One way to cleanse the esthetic palate (or palette) for a new year delving deeper into a new century is to reflect upon the works of art which have most profoundly influenced our lives.
For most of us this will be a far smaller list than those works we merely like or, for those with deep pockets, wish to buy. These are works we have seen in person rather than in reproduction (and these days it is most difficult to differentiate betwixt the two!). What first springs to mind for me is the large Barbara Hepworth bronze outside the United Nations building on First Avenue, which looks like a large bottle opener. It symbolizes the place of hope I visited as a schoolboy in the 1950s and the place I passed every Saturday as a middle-aged man, in a taxicab, to visit my mother when she was dying in a nursing home.
As a youth I loved the vitrines of jewels, sparingly identified, in the basement of the Museum of Natural History, an era without the oppressive wall texts of today. Those laxly guarded gems disappeared in 1962 when a Florida man named Murph the Surf rappelled down a rope and snatched the Star of India, the world’s most famous jewel.
Rembrandt’s Portrait of Jesus with its two-faced psychology anchored me at the Met (the work is now attributed to Rembrandt’s studio), as Barnett Newman’s Vir Heroicus Sublimis, as perfect a sublimation of color to form as exists, warmed at the old, cozier Modern.
The Lincoln Memorial, where I wandered in my cups the night before my first wedding wondering what I was up to, has mixed, but regal, associations, as Turner’s packetboat pulling into Rotterdam at Yale’s Center for British Art makes me smile: I proposed to my second wife there.
Turner was my first love in art and Pollock the second. I carried around a small Pollock monograph and Coltrane’s Meditations album, taking the bus across Central Park to typing school in 1967, when I was 14. Full Fathom Five always grabbed me, as small and jewel-like in reproduction as it is in reality.
Art evokes a sense of place from the past: the crowds of artists on Saturdays in the ‘70s outside 420 West Broadway, the royally appurtenanced back offices at Andre Emmerich on 57th Street, the sofa next to Ron Warren’s desk at Mary Boone’s Chelsea ark. How fortunate we are to have witnessed the parades of creation which trumpeted by there and everywhere. Formerly, the fair came to us, and perhaps, someday, it will again. Happy New Year.

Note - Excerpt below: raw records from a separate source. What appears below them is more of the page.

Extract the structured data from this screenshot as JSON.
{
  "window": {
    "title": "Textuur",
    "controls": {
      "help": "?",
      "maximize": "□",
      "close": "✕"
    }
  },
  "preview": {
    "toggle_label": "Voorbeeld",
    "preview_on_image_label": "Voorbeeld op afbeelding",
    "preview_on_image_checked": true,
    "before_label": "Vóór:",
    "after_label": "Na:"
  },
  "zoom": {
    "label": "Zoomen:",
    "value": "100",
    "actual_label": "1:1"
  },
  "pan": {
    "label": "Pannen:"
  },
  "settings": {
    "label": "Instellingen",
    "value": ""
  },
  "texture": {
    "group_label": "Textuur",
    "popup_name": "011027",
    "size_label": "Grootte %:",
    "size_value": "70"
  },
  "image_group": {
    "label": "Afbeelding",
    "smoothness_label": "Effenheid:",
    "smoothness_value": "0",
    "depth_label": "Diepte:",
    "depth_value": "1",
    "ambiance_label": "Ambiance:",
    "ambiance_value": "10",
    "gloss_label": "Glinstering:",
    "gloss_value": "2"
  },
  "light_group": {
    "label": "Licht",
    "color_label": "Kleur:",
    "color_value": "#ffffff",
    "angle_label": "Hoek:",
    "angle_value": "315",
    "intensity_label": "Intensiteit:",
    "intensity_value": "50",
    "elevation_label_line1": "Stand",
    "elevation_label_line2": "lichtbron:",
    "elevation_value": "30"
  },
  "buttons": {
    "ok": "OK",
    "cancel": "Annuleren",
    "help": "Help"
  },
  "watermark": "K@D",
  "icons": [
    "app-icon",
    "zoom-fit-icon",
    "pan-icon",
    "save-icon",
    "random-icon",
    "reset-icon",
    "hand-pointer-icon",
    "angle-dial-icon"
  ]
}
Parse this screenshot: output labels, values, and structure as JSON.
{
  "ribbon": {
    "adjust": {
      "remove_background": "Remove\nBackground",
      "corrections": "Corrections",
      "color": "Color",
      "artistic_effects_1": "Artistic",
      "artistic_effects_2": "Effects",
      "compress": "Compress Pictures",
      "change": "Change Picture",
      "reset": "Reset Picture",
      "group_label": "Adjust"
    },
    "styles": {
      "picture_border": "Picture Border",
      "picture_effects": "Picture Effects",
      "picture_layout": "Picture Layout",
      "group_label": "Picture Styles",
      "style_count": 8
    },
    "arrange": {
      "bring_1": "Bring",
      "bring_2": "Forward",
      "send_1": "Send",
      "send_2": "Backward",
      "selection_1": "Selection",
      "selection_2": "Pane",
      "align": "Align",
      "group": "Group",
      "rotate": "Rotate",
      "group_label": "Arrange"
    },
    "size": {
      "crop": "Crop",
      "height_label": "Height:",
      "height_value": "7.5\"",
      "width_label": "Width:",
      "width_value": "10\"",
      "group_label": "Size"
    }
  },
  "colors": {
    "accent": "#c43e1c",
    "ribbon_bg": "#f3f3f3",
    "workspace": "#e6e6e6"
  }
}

CHARLIE FINCH is co-author of Most Art Sucks: Five Years of Coagula (Smart Art Press).